◆ **Information shown**:
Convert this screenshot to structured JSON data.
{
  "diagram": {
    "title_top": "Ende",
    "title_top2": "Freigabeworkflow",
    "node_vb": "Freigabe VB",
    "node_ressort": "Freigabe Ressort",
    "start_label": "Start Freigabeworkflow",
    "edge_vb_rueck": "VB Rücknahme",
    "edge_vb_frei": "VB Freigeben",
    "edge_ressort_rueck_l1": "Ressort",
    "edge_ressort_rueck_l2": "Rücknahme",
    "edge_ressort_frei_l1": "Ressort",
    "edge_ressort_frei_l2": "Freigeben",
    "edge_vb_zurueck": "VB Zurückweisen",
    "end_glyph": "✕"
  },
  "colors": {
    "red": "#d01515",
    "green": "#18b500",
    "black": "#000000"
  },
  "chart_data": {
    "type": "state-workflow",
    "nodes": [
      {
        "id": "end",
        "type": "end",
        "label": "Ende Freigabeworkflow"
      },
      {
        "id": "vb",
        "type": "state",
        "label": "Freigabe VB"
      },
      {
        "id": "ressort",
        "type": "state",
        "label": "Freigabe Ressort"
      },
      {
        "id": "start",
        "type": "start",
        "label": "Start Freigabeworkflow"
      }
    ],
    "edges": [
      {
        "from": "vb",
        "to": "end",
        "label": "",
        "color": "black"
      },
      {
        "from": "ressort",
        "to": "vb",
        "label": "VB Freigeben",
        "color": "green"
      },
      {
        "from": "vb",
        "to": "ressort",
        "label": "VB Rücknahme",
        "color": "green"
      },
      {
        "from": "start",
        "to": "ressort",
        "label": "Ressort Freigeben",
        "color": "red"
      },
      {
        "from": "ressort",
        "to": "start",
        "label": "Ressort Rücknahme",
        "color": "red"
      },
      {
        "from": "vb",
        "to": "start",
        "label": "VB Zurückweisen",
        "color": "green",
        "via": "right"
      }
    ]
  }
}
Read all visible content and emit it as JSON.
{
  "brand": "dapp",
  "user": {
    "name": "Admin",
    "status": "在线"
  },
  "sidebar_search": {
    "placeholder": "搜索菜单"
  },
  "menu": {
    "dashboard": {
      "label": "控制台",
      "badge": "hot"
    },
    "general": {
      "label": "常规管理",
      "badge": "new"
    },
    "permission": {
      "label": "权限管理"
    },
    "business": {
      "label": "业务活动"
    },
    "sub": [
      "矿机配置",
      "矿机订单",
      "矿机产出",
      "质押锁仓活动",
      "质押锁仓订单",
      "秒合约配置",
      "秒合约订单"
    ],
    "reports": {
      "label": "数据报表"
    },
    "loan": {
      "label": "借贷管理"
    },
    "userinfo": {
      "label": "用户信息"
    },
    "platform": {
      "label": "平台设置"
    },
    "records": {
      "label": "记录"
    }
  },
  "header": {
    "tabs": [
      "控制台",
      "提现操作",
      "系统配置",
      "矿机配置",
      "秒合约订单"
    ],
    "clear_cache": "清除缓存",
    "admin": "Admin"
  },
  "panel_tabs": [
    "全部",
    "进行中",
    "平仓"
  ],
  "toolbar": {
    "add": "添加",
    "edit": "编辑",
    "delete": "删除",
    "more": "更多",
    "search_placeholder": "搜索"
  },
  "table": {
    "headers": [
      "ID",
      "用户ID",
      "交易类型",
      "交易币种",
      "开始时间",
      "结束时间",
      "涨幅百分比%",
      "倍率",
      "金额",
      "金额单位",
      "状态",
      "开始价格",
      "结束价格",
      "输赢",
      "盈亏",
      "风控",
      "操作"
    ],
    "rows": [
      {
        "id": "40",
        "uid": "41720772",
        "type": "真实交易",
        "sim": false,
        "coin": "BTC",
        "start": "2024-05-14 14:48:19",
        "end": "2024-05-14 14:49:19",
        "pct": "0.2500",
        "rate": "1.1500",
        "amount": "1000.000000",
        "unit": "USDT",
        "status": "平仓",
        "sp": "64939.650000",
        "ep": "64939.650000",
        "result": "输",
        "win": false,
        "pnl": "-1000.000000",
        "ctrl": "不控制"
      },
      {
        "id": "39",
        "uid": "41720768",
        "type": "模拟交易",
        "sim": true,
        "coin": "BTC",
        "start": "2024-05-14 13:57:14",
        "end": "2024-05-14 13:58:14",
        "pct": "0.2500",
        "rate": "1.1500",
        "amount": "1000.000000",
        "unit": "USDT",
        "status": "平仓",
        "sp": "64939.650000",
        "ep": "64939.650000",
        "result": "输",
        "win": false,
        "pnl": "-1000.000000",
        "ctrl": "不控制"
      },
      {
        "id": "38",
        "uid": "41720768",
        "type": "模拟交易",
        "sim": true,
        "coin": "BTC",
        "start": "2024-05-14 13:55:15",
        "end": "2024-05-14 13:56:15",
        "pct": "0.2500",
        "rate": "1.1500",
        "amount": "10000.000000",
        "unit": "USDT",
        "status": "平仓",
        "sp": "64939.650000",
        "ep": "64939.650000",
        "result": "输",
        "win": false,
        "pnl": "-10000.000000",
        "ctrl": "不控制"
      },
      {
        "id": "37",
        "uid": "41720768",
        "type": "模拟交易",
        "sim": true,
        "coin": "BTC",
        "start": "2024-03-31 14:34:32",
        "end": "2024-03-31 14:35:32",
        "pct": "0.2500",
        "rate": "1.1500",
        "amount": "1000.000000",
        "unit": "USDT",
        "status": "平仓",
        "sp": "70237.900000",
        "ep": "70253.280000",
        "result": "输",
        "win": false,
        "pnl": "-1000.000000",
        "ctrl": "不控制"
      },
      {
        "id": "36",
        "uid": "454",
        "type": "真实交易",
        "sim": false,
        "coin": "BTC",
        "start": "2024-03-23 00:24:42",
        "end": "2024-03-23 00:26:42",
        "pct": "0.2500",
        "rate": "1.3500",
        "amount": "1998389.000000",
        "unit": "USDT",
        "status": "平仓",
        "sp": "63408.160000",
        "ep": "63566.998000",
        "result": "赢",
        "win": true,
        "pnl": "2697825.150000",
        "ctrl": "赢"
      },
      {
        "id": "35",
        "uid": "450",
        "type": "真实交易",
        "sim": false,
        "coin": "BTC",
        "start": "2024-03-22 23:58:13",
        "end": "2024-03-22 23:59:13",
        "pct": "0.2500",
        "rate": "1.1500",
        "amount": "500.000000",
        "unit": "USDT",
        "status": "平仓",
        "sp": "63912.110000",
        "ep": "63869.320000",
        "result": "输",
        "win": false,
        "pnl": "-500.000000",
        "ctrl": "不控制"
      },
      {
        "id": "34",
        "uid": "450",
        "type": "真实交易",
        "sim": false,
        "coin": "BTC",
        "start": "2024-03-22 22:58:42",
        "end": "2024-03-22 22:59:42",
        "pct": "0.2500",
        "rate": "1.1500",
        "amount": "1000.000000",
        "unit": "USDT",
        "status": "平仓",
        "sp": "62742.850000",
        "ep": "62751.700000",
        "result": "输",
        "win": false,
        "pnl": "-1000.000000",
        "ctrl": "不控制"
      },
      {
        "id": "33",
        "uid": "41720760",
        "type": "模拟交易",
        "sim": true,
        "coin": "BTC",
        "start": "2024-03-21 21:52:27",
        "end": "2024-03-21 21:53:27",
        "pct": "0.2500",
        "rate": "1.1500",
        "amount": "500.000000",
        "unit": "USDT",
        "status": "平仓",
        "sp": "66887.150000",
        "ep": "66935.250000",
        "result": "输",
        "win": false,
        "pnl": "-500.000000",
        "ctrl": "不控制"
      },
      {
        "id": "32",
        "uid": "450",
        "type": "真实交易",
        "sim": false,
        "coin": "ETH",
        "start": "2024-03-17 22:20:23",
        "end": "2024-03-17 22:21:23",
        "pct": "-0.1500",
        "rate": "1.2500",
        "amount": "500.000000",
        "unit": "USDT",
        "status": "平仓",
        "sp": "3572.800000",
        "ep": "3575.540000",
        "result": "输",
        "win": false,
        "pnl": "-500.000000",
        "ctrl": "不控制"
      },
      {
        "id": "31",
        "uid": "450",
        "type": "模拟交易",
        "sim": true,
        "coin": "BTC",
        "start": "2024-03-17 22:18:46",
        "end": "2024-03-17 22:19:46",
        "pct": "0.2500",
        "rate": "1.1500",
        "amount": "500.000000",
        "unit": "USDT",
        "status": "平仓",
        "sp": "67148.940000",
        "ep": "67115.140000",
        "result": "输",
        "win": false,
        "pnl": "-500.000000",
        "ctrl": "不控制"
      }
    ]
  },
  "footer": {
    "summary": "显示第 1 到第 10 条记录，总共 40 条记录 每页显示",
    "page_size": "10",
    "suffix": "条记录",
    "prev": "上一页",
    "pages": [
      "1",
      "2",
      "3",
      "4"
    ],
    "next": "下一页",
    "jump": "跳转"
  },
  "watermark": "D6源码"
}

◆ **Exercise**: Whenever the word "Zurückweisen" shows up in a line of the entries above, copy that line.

◆ **Answer space**:
    "edge_vb_zurueck": "VB Zurückweisen",
        "label": "VB Zurückweisen",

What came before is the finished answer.